The build-to-rent proposal includes approximately 400 new homes, all for rent, including affordable homes, the developers said.
At the Malago Road site at Bedminster Green that Dandara are building, the developers proposed no affordable homes at all - and it was only when Bristol City Council included a public car park next door to be developed as part of the site, were 21 affordable homes included.
At Clarence Road, Dandara are proposing a mixture of one, two and three bedroom homes, ‘most with their own private balcony or terrace’.
“Residents would also be able to use a shared gym, communal lounges and shared workspaces, all covered within the monthly rent. There would also be a shared garden terrace for residents on a first floor podium in the centre of the scheme, along with other rooftop spaces,” the developers said.
What extras are proposed?
Across the site as a whole, 400 flats will be built, but the ground floor on the main roads won’t be residential.
The existing building line on Temple Gate and Clarence Road is to be ‘pulled back, to allow space for improvements to the public realm including widened pavements (at least two metres wide) around the whole proposal, space for street tree planting and a segregated cycle lane’.
“New commercial units are proposed fronting on to Temple Gate and Clarence Road to provide activation at street level,” a spokesperson said. “Currently the Whitchurch Way cycling route - which passes next to the site - has a missing section, which the proposal would resolve by connecting from the south side of Clarence Road to opposite Temple Meads on the west side of Temple Gate.
“There would be a range of private and public places within the proposal. The ground floor of the development would have indoor and outdoor commercial spaces open to everyone, as well as social and workspaces for the new residents,” they added.
The first step to take before a formal planning application is submitted will be the public consultation event on May 17.
“Dandara Living is also seeking to collaborate with residents, local groups and city-wide organisations to identify ways in which the development can further contribute towards the community,” said a spokesperson for the developer.
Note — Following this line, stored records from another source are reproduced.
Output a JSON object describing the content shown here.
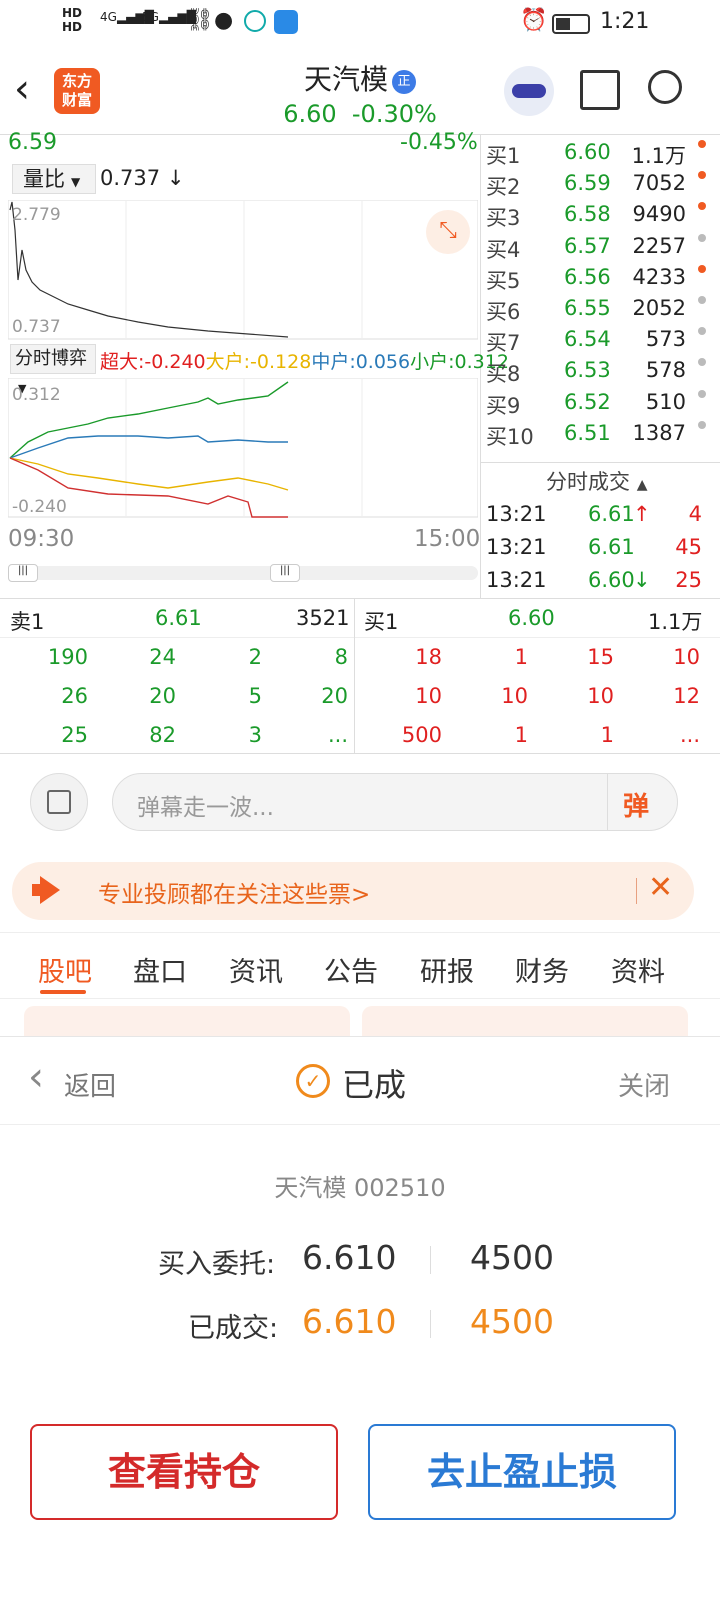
{
  "status_bar": {
    "network_left": "HD",
    "signal_4g": "4G",
    "signal_5g": "5G",
    "time": "1:21"
  },
  "header": {
    "logo_line1": "东方",
    "logo_line2": "财富",
    "stock_name": "天汽模",
    "badge": "正",
    "price": "6.60",
    "change": "-0.30%"
  },
  "chart": {
    "price_label": "6.59",
    "pct_label": "-0.45%",
    "volume_ratio_label": "量比",
    "volume_ratio_value": "0.737",
    "volume_ratio_arrow": "↓",
    "vr_max": "2.779",
    "vr_min": "0.737",
    "flow_selector": "分时博弈",
    "flow_super": "超大:-0.240",
    "flow_big": "大户:-0.128",
    "flow_mid": "中户:0.056",
    "flow_small": "小户:0.312",
    "flow_max": "0.312",
    "flow_min": "-0.240",
    "time_start": "09:30",
    "time_end": "15:00"
  },
  "order_book": [
    {
      "label": "买1",
      "price": "6.60",
      "vol": "1.1万",
      "dot": "#f05a22"
    },
    {
      "label": "买2",
      "price": "6.59",
      "vol": "7052",
      "dot": "#f05a22"
    },
    {
      "label": "买3",
      "price": "6.58",
      "vol": "9490",
      "dot": "#f05a22"
    },
    {
      "label": "买4",
      "price": "6.57",
      "vol": "2257",
      "dot": "#bbbbbb"
    },
    {
      "label": "买5",
      "price": "6.56",
      "vol": "4233",
      "dot": "#f05a22"
    },
    {
      "label": "买6",
      "price": "6.55",
      "vol": "2052",
      "dot": "#bbbbbb"
    },
    {
      "label": "买7",
      "price": "6.54",
      "vol": "573",
      "dot": "#bbbbbb"
    },
    {
      "label": "买8",
      "price": "6.53",
      "vol": "578",
      "dot": "#bbbbbb"
    },
    {
      "label": "买9",
      "price": "6.52",
      "vol": "510",
      "dot": "#bbbbbb"
    },
    {
      "label": "买10",
      "price": "6.51",
      "vol": "1387",
      "dot": "#bbbbbb"
    }
  ],
  "ticks": {
    "title": "分时成交",
    "rows": [
      {
        "time": "13:21",
        "price": "6.61",
        "arrow": "↑",
        "vol": "4"
      },
      {
        "time": "13:21",
        "price": "6.61",
        "arrow": "",
        "vol": "45"
      },
      {
        "time": "13:21",
        "price": "6.60",
        "arrow": "↓",
        "vol": "25"
      }
    ]
  },
  "queue": {
    "sell_label": "卖1",
    "sell_price": "6.61",
    "sell_vol": "3521",
    "buy_label": "买1",
    "buy_price": "6.60",
    "buy_vol": "1.1万",
    "sell_rows": [
      [
        "190",
        "24",
        "2",
        "8"
      ],
      [
        "26",
        "20",
        "5",
        "20"
      ],
      [
        "25",
        "82",
        "3",
        "..."
      ]
    ],
    "buy_rows": [
      [
        "18",
        "1",
        "15",
        "10"
      ],
      [
        "10",
        "10",
        "10",
        "12"
      ],
      [
        "500",
        "1",
        "1",
        "..."
      ]
    ]
  },
  "danmaku": {
    "placeholder": "弹幕走一波...",
    "send": "弹"
  },
  "banner": {
    "text": "专业投顾都在关注这些票>"
  },
  "tabs": [
    "股吧",
    "盘口",
    "资讯",
    "公告",
    "研报",
    "财务",
    "资料"
  ],
  "modal": {
    "back": "返回",
    "status": "已成",
    "close": "关闭",
    "stock_line": "天汽模 002510",
    "entrust_label": "买入委托:",
    "entrust_price": "6.610",
    "entrust_qty": "4500",
    "filled_label": "已成交:",
    "filled_price": "6.610",
    "filled_qty": "4500",
    "btn_positions": "查看持仓",
    "btn_stop": "去止盈止损"
  }
}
“Dandara Living welcomes input from the community on options which could include using space on the ground floor for community uses; temporary use of the buildings currently on the site for community groups; and, working with police and residents to make the area safer and more welcoming,” he added.